Grant number: 16/06995-2
Support type:Research Grants - Visiting Researcher Grant - International
Duration: October 09, 2016 - October 15, 2016
Field of knowledge:Agronomical Sciences - Veterinary Medicine - Preventive Veterinary Medicine
Principal Investigator:Marcos Rogério André
Grantee:Marcos Rogério André
Visiting researcher: Shimon Harrus
Visiting researcher institution: Hebrew University of Jerusalem, Israel
Home Institution: Faculdade de Ciências Agrárias e Veterinárias (FCAV). Universidade Estadual Paulista (UNESP). Campus de Jaboticabal. Jaboticabal , SP, Brazil

Abstract

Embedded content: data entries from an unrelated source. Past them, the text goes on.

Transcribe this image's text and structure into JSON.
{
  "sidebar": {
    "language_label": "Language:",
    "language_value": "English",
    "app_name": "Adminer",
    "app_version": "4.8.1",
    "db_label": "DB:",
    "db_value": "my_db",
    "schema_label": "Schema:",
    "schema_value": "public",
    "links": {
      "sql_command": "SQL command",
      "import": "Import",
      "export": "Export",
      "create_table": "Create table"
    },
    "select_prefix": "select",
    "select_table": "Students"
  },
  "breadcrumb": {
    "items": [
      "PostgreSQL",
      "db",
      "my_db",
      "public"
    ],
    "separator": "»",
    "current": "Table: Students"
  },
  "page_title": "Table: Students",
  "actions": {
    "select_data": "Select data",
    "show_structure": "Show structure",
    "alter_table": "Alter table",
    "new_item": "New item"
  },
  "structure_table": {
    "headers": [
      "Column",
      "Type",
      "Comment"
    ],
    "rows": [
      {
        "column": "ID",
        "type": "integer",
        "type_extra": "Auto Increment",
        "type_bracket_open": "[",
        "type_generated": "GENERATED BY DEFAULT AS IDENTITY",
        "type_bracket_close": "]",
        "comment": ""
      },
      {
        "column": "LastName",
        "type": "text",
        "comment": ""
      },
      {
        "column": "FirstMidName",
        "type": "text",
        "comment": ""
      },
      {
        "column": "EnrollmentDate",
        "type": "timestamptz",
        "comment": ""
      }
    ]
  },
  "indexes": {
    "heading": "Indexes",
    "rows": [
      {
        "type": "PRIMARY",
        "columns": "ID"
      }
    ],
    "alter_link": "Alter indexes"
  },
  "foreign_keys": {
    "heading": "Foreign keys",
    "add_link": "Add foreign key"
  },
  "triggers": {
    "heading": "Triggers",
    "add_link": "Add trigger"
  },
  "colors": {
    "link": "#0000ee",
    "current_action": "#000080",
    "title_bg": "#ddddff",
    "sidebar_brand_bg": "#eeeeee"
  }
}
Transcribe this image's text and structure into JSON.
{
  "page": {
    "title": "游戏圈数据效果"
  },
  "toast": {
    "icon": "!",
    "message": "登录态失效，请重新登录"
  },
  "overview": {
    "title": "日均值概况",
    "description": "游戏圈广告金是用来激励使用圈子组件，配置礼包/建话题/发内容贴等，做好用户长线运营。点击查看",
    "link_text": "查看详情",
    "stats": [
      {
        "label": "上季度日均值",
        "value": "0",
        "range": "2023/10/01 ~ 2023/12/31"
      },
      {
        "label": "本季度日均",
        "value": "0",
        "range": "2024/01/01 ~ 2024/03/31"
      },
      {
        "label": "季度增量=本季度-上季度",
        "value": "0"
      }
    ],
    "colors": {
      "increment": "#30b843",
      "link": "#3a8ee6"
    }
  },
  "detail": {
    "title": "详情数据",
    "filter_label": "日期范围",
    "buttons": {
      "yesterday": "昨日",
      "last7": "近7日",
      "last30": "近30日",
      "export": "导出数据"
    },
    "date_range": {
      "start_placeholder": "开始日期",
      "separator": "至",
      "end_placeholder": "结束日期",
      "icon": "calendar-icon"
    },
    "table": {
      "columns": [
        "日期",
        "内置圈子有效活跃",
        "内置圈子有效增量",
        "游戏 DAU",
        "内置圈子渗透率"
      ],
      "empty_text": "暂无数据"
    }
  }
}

The assessment of the role of wild mammals in cycles transmission of bacteria belonging to Anaplasmataceae e Bartonellaceae family has contributed to the determination of important points to the epidemiology of diseases caused by these agents in several regions of the planet. In this context, new genotypes of Ehrlichia spp. and Anaplasma spp. have been detected in wild animals in Brazil. Additionally, Bartonella spp. has been incriminated as reemergent pathogens in Brazil and other countries in the world. The zoonotic agents belonging to Anaplasmataceae e Bartonellaceae provide a perfect opportunity to reinforce the One Health concept (i.e., the need to integrate animal and human health, and environmental factors) while coordinating research priorities designed to enhance diagnosis, treatment, and prevention of Bartonella spp. infections. A better understanding of the interactions of vectors, animals, people, and the environment will allow for improvements in epidemiologic and medical knowledge of the myriad disease manifestations and clinical presentations collectively known as ehrlichiosis, anaplasmosis and bartonellosis. The present work aims to investigate the occurrence and assess the phylogenetic inference of Anaplasmataceae e Bartonellaceae agents in wild animals Brazil, using molecular techniques. The global project involves four subprojects: 1) wild animals (carnivores, rodents and marsupials) and domestic (dogs) and their respective ectoparasites in Pantanal sul-matogrossense; 2) wild and synantropic rodents from several Brazilian biomes; 3) bats sampled in localities in the states of Pará and Paraná; 4) ectoparasites (Streblidae flies and Macronyssidae e Spinturnicidae mites) collected from bats in Rio de Janeiro. The present work aims to contribute to the diagnosis and molecular characterization of Anaplasmataceae and Bartonellaceae agents in our country. (AU)